The term "liberal" in itself no longer has any meaning. What kind of liberal is Nick Clegg? Does he put the emphasis on "liberal" or "democrat"?
Sir: With the election of Nick Clegg to Liberal Democrat leader, not only do all party leaders now sound the same, they look the same too. The only party leader who seems even a little different is Caroline Lucas of the Greens. Perhaps if she gets elected as an MP she might add a little colour to an otherwise monotonous, all-the-same, Parliament.
Time to look anew at holy books
Sir: I was not surprised to read about the school cook in India whose meals were boycotted by her pupils because she was a Dalit or "Untouchable" (Report 17 December); for India's notorious caste system finds strong support in its most revered scriptures. In the Bhagavad-Gita for example, the Hindu God Krishna proclaims: "The four estates [castes] were created by me. . . . I alone am the one who did this" (4.13) Membership of a particular estate or caste accords with natural law, and anyone who causes an "intermingling of the four estates" will "certainly find a place in hell." (1.41-44)
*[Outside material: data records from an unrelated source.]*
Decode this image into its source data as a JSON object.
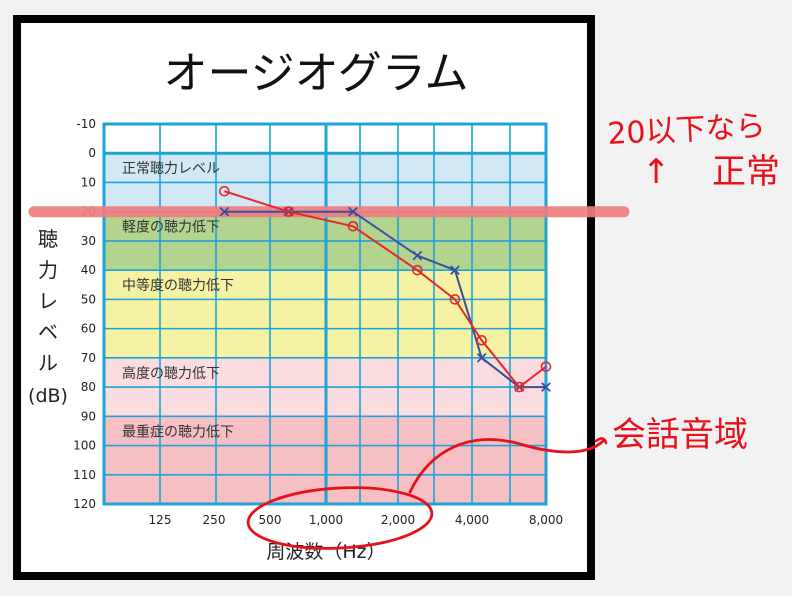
{
  "chart_data": {
    "type": "line",
    "title": "オージオグラム",
    "xlabel": "周波数（Hz）",
    "ylabel_chars": [
      "聴",
      "力",
      "レ",
      "ベ",
      "ル"
    ],
    "ylabel_unit": "(dB)",
    "x_tick_labels": [
      "125",
      "250",
      "500",
      "1,000",
      "2,000",
      "4,000",
      "8,000"
    ],
    "y_tick_labels": [
      "-10",
      "0",
      "10",
      "20",
      "30",
      "40",
      "50",
      "60",
      "70",
      "80",
      "90",
      "100",
      "110",
      "120"
    ],
    "ylim": [
      -10,
      120
    ],
    "y_inverted": true,
    "x_scale": "log2",
    "bands": [
      {
        "label": "正常聴力レベル",
        "from": 0,
        "to": 20,
        "color": "#d3e8f5"
      },
      {
        "label": "軽度の聴力低下",
        "from": 20,
        "to": 40,
        "color": "#b2d48f"
      },
      {
        "label": "中等度の聴力低下",
        "from": 40,
        "to": 70,
        "color": "#f6f2a3"
      },
      {
        "label": "高度の聴力低下",
        "from": 70,
        "to": 90,
        "color": "#fbdde0"
      },
      {
        "label": "最重症の聴力低下",
        "from": 90,
        "to": 120,
        "color": "#f6bfc4"
      }
    ],
    "series": [
      {
        "marker": "x",
        "color": "#3a4fa0",
        "points": [
          [
            250,
            20
          ],
          [
            500,
            20
          ],
          [
            1000,
            20
          ],
          [
            2000,
            35
          ],
          [
            3000,
            40
          ],
          [
            4000,
            70
          ],
          [
            6000,
            80
          ],
          [
            8000,
            80
          ]
        ]
      },
      {
        "marker": "o",
        "color": "#e8262b",
        "points": [
          [
            250,
            13
          ],
          [
            500,
            20
          ],
          [
            1000,
            25
          ],
          [
            2000,
            40
          ],
          [
            3000,
            50
          ],
          [
            4000,
            64
          ],
          [
            6000,
            80
          ],
          [
            8000,
            73
          ]
        ]
      }
    ],
    "grid": true
  },
  "annotations": {
    "threshold_note_top": "20以下なら",
    "threshold_note_arrow": "↑",
    "threshold_note_bottom": "正常",
    "threshold_value": 20,
    "speech_range_note": "会話音域",
    "speech_range_freqs": [
      500,
      2000
    ],
    "ink_color": "#e8101a",
    "highlight_color": "#f07d7f"
  }
}
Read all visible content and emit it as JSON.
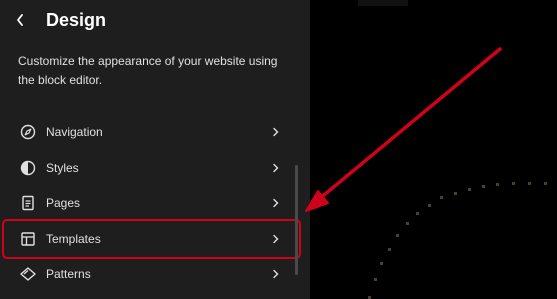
{
  "header": {
    "title": "Design",
    "back_icon": "chevron-left-icon"
  },
  "description": "Customize the appearance of your website using the block editor.",
  "nav": {
    "items": [
      {
        "label": "Navigation",
        "icon": "navigation-compass-icon"
      },
      {
        "label": "Styles",
        "icon": "styles-half-circle-icon"
      },
      {
        "label": "Pages",
        "icon": "page-icon"
      },
      {
        "label": "Templates",
        "icon": "layout-icon",
        "highlighted": true
      },
      {
        "label": "Patterns",
        "icon": "diamond-icon"
      }
    ],
    "chevron_icon": "chevron-right-icon"
  },
  "colors": {
    "sidebar_bg": "#1e1e1e",
    "canvas_bg": "#000000",
    "annotation_red": "#d0021b"
  }
}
I was reminded of Dr Stephen Moreton's comment that: "People who base their ethics on ancient texts of dubious provenance, will find their ethical systems strait-jacketed by the mores and superstitions of the past. Once a mistake has been elevated to the status of "word of God" there is no room to admit the error, remedy it, and move on."
It is time to disabuse ourselves of our infatuation with holy books, and to see them for what they are: a rich mixture of wisdom and absurdity, compassion and cruelty, beauty and ugliness.
Snowdrops in flower
Sir: Contrary to your report that snowdrops are blooming early (21 December), the many different species and forms of the snowdrop exhibit a natural flowering period starting in October and continuing into April. Global warming may not be to blame in this instance.
Sir: I'm not defending Jaqcui Smith, but why did the Police Federation call for her resignation for not backdating their pay rise, when everyone knows it is Gordon Brown who is blocking it? And I never thought I'd speak up for the police, but I really think that they need a larger pay rise. They stopped and searched my 18-year-old son the other night. He had 80 on him and they asked him why he was carrying so much money.
Sir: The answer to Susan Cooper (Letters, 17 December) is simple. The best estimate of carbon emissions from the Bali conference is 110,000 tonnes. That may sound a lot, but it is just two minutes' worth of global emissions in total. Even a highly unsuccessful conference seems certain to more than cover its own carbon footprint overnight.
Driven from teaching
Sir: I was a teacher for 35 years. I enjoyed the teaching side immensely. I couldn't stand the increasing pressures to conform, tabulate, write up, overarch and underpin that governments from the mid 80s imposed on me. Nor could I eventually cope with the ludicrous and insulting limitations put on care for my pupils (letter, 20 December). I miss the classroom, but there's no way I would recommend anyone to do the job today.
Cowling, North Yorkshire
Sir: Lost personal data, Northern Rock, more lost personal data. When you think that things can't get worse, the Radio Times drops through the door. Radio 2 entertainment for Christmas Day: two hours of David Beckham. Has the controller finally gone mad?
Stapleton, LeicestershireReuse content